What role for dispute resolution in supporting the Paris climate agreement?

  • 17 November 2017
climate disputes

The ICC International Court of Arbitration of the International Chamber of Commerce co-hosted a panel of experts to discuss how the United Nations Framework Convention on Climate Change (UNFCCC) and the Paris Agreement can be supported through methods of international dispute settlement.

The event took place in Bonn, Germany, during the second week of international climate talks under the UNFCCC as an official COP23 side event. It was jointly hosted by the ICC Court, the International Bar Association (IBA), the Permanent Court of Arbitration, and the Arbitration Institute of the Stockholm Chamber of Commerce.

There has been increasing focus in the COP23 discussions on the mechanisms that can enable implementation of, and promote compliance with, the Paris Agreement. In line with this focus, the event considered how adjudication, arbitration and conciliation can promote and support the work of the parties to the Paris Agreement.

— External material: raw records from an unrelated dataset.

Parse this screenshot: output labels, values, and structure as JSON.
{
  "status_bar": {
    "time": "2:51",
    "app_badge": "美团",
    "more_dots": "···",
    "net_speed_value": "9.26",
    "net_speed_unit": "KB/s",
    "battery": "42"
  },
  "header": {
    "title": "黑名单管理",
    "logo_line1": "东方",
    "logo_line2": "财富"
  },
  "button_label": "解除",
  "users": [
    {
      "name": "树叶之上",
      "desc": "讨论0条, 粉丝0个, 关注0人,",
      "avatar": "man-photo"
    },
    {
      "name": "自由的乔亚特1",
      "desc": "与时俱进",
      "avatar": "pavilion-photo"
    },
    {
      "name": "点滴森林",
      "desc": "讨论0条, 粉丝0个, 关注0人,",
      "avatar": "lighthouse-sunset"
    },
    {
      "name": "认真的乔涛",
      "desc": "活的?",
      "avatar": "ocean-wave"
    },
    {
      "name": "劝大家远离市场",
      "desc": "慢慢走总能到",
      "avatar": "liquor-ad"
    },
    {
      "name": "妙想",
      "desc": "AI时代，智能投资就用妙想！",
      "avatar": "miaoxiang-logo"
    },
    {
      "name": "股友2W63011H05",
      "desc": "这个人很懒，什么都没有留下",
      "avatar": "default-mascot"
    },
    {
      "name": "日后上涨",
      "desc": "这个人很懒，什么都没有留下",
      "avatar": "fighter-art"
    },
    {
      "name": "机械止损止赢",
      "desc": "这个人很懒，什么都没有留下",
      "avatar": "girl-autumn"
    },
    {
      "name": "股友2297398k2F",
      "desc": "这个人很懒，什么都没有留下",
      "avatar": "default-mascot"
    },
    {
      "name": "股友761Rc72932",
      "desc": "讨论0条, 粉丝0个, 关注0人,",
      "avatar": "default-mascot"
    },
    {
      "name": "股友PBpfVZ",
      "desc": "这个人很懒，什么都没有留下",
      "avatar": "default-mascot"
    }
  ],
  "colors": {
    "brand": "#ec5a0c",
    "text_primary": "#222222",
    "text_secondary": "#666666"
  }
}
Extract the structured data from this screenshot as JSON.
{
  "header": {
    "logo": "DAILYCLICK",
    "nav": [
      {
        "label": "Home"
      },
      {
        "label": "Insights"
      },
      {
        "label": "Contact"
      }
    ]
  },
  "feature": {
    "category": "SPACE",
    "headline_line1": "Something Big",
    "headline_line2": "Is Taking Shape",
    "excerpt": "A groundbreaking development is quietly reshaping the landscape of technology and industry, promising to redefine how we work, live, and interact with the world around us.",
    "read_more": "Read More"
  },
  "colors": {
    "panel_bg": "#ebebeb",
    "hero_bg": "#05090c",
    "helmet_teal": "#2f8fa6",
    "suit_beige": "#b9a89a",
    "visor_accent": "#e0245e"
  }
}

Panelists discussed the various options contained within the UNFCCC and the Paris Agreement, as well as the agreements, decisions and contracts used to implement them, that enable state parties and other actors to make use of dispute resolution mechanisms.

Panelists also considered the opportunities for dispute resolution procedures, including advisory and contentious processes, to be used by states and other actors to incentivize compliance with the Paris Agreement, to promote stable legal frameworks, to develop norms that complement the international negotiations, and to spur development and implementation of domestic law on climate change in furtherance of the UNFCCC and Paris Agreement.


Wendy J. Miles, QC
Partner, Debevoise & Plimpton, Vice President, ICC Court of Arbitration and Chair, IBA Arbitration Committee Working Group on Climate Change


Dan Bodansky
Professor of Law at Arizona State University; former climate change coordinator and attorney-advisor at the US State Department

Judith Levine
Senior Legal Counsel, Permanent Court of Arbitration

Kate Cook
Barrister, Matrix Chambers, and Board Member, Legal Response International (LRI)

Anne Marieke Vermeer-Künzli
Legal Counsel, Ministry of Foreign Affairs of the Netherlands

Annette Magnusson
Secretary General, Arbitration Institute of the Stockholm Chamber of Commerce

Related publication

Dispute Resolution Climate change

Dispute Resolution and Climate Change

This publication brings together articles from 18 international dispute resolution lawyers who explore ways in which climate changes issues may be factored into existing processes and systems of international dispute resolution, in particular international arbitration.
Purchase “Dispute Resolution and Climate Change” via ICC Knowledge 2 GO.